◆ Records to process
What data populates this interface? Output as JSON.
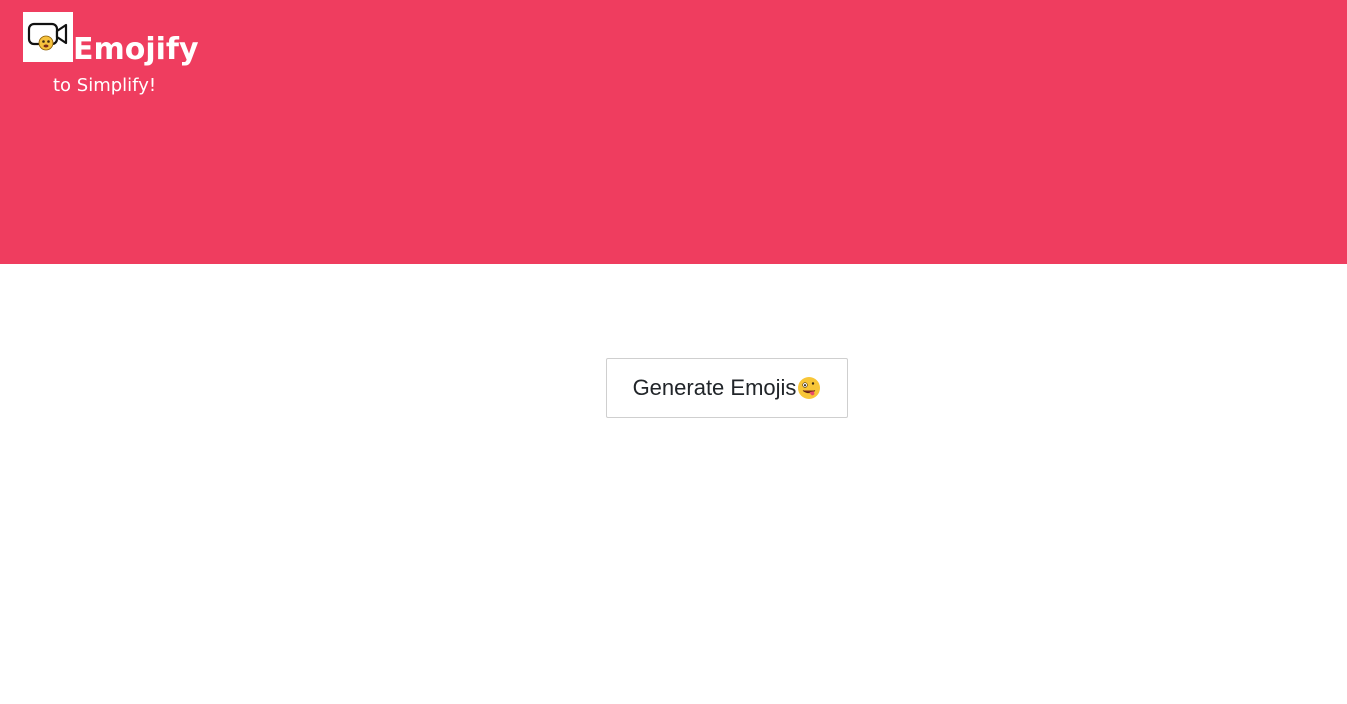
{
  "header": {
    "title": "Emojify",
    "tagline": "to Simplify!",
    "logo_icon": "video-camera-emoji-icon",
    "background_color": "#ef3d5f"
  },
  "main": {
    "generate_button_label": "Generate Emojis",
    "generate_button_icon": "zany-face-emoji-icon"
  }
}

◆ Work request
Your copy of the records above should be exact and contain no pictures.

◆ Response below
What data populates this interface? Output as JSON.
{
  "header": {
    "title": "Emojify",
    "tagline": "to Simplify!",
    "logo_icon": "video-camera-emoji-icon",
    "background_color": "#ef3d5f"
  },
  "main": {
    "generate_button_label": "Generate Emojis",
    "generate_button_icon": "zany-face-emoji-icon"
  }
}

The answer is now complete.